Provided data START
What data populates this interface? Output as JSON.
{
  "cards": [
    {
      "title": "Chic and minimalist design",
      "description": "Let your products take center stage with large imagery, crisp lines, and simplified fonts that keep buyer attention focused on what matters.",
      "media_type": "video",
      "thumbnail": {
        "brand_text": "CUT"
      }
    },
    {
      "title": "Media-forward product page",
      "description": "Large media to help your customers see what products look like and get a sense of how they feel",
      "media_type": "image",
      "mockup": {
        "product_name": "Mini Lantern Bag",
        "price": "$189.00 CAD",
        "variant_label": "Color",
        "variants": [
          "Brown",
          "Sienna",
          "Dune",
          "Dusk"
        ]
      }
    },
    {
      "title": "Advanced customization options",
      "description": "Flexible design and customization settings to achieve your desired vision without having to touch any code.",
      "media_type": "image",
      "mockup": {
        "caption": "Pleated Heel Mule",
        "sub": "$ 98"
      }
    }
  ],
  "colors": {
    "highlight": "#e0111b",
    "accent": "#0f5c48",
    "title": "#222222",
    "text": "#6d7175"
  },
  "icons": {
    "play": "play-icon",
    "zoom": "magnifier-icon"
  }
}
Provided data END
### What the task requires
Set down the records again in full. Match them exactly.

### Answer box
What data populates this interface? Output as JSON.
{
  "cards": [
    {
      "title": "Chic and minimalist design",
      "description": "Let your products take center stage with large imagery, crisp lines, and simplified fonts that keep buyer attention focused on what matters.",
      "media_type": "video",
      "thumbnail": {
        "brand_text": "CUT"
      }
    },
    {
      "title": "Media-forward product page",
      "description": "Large media to help your customers see what products look like and get a sense of how they feel",
      "media_type": "image",
      "mockup": {
        "product_name": "Mini Lantern Bag",
        "price": "$189.00 CAD",
        "variant_label": "Color",
        "variants": [
          "Brown",
          "Sienna",
          "Dune",
          "Dusk"
        ]
      }
    },
    {
      "title": "Advanced customization options",
      "description": "Flexible design and customization settings to achieve your desired vision without having to touch any code.",
      "media_type": "image",
      "mockup": {
        "caption": "Pleated Heel Mule",
        "sub": "$ 98"
      }
    }
  ],
  "colors": {
    "highlight": "#e0111b",
    "accent": "#0f5c48",
    "title": "#222222",
    "text": "#6d7175"
  },
  "icons": {
    "play": "play-icon",
    "zoom": "magnifier-icon"
  }
}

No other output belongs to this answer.